It still held, in fact, the keys to the truck and house that we had been forced to sell when his doctors refused to let him live alone or drive any more. But the object in question was the keychain doodad, a five-inch slim metal cylinder that had lost most of its black paint over the decades and was now mainly pewter-colored.
Also, as I thought about it, kind of heavy, not the sort of keychain you could slip in your pocket and forget about.
“It’s a kubotan,” The Agent announced.
“A what?” The word was totally unfamiliar.
“It’s just his keychain. He was a cop.” By now I had mentioned this fact as often as I could reasonably drag it in, that my younger brother, the former cop, had just passed, on the other side of the river.
“It’s a martial arts weapon.”
Writer nerd that I am, I next made him spell the name, making mental notes. The way he was handling the newly identified object made it pretty clear that I was in Very Hot Water. The Agent took it to a different table and spent quite a lot of time photographing it. I was pretty sure by now that he wasn’t planning to give it back, a fact confirmed when he readily agreed to let me have the keys themselves.

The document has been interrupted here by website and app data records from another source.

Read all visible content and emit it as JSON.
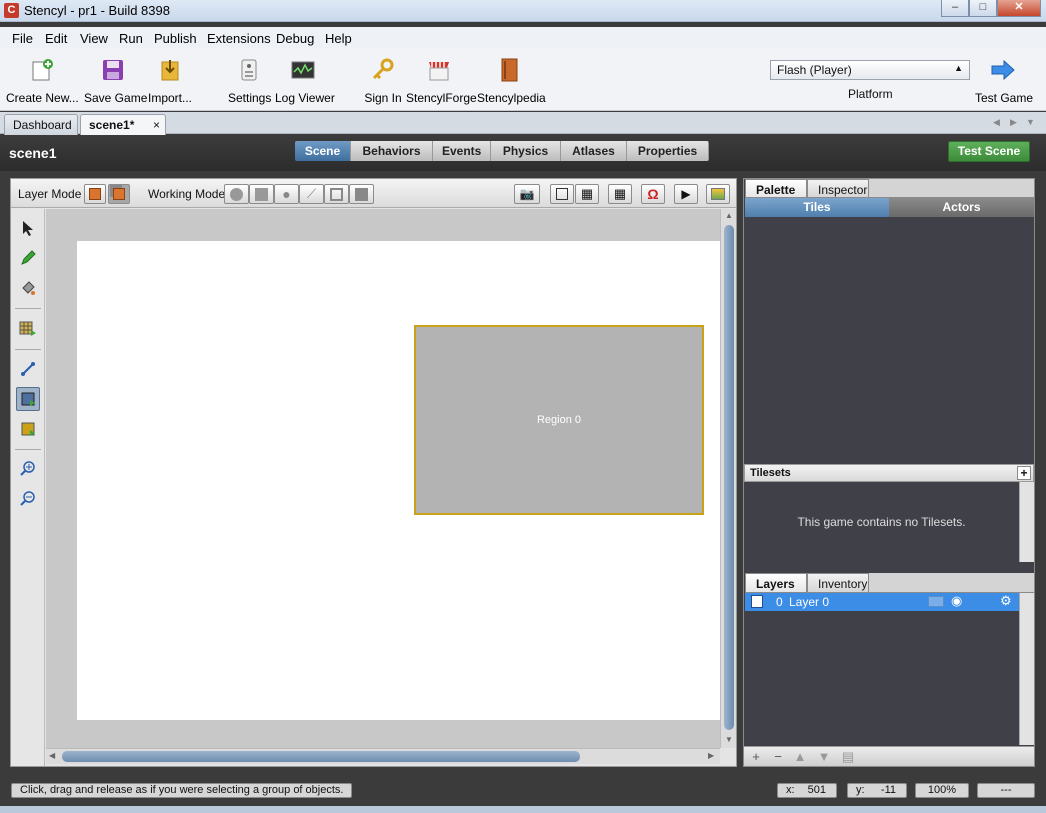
{
  "window": {
    "title": "Stencyl - pr1 - Build 8398",
    "app_icon_letter": "C",
    "minimize": "‒",
    "maximize": "□",
    "close": "✕"
  },
  "menu": [
    "File",
    "Edit",
    "View",
    "Run",
    "Publish",
    "Extensions",
    "Debug",
    "Help"
  ],
  "toolbar": {
    "buttons": [
      {
        "label": "Create New...",
        "icon": "create-new-icon"
      },
      {
        "label": "Save Game",
        "icon": "save-icon"
      },
      {
        "label": "Import...",
        "icon": "import-icon"
      },
      {
        "label": "Settings",
        "icon": "settings-icon"
      },
      {
        "label": "Log Viewer",
        "icon": "log-viewer-icon"
      },
      {
        "label": "Sign In",
        "icon": "key-icon"
      },
      {
        "label": "StencylForge",
        "icon": "store-icon"
      },
      {
        "label": "Stencylpedia",
        "icon": "book-icon"
      }
    ],
    "platform_value": "Flash (Player)",
    "platform_label": "Platform",
    "test_game_label": "Test Game"
  },
  "tabs": [
    {
      "label": "Dashboard"
    },
    {
      "label": "scene1*",
      "close": "×"
    }
  ],
  "scene": {
    "title": "scene1",
    "segments": [
      "Scene",
      "Behaviors",
      "Events",
      "Physics",
      "Atlases",
      "Properties"
    ],
    "active_segment": "Scene",
    "test_scene_label": "Test Scene"
  },
  "modebar": {
    "layer_mode_label": "Layer Mode",
    "working_mode_label": "Working Mode"
  },
  "canvas": {
    "region_label": "Region 0"
  },
  "palette": {
    "tabs": [
      "Palette",
      "Inspector"
    ],
    "subtabs": [
      "Tiles",
      "Actors"
    ],
    "tilesets_header": "Tilesets",
    "tilesets_empty": "This game contains no Tilesets.",
    "plus": "+"
  },
  "layers": {
    "tabs": [
      "Layers",
      "Inventory"
    ],
    "rows": [
      {
        "index": "0",
        "name": "Layer 0"
      }
    ],
    "footer": [
      "+",
      "−",
      "▲",
      "▼",
      "▤"
    ]
  },
  "status": {
    "message": "Click, drag and release as if you were selecting a group of objects.",
    "x_label": "x:",
    "x_value": "501",
    "y_label": "y:",
    "y_value": "-11",
    "zoom": "100%",
    "extra": "---"
  },
  "colors": {
    "accent_blue": "#3c8de6",
    "test_green": "#4a9c47",
    "region_border": "#c9a21a",
    "active_segment": "#4f7fae"
  }
}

At the same time he collected my driver’s license and boarding pass, announcing that he would need to bring the LEO in on this. The who?
“L. E. O. The law enforcement officer.”
It took quite a while to round up the LEO, but finally a smaller, less colorful version of The Agent showed up, a retired cop who’d landed a nice gig out at the airport.
By now I was resigned to losing the keychain/kubotan and more concerned about making our plane, the one that had all the rest of our luggage checked onto it. But the LEO took his sweet time calling my information in, running my record, making statements into the phone like “The incident occurred at 12:46 PM” after describing me as a white female of specific years.
I also began to wonder if this stupid business was going to put me on some special scary flyer list, so that every time a TSA agent flashed the WonderLight on my driver’s license and boarding pass, I’d be asked to step off to the side for special attention.
And then at last it was over.
I was given back my license and boarding pass, assured I’d have no permanent record, and allowed to take my own picture of the kubotan in custody. They even offered to check it for me as luggage, but we’d filled our two- free-bags-per-person quota, so #3 would cost fifty bucks. Which frankly didn’t seem worth it for something whose value was entirely sentimental at this point.
I sometimes wonder what became of the the kubotan. Was it melted down, tossed into the trash, or perhaps slipped out of the collection bin into some employee’s pocket? It was, after all, a perfectly useful close-range martial arts weapon. Which turned out, when I got home and looked it up, to be legal pretty much everywhere in the United States.
Except for air travelers.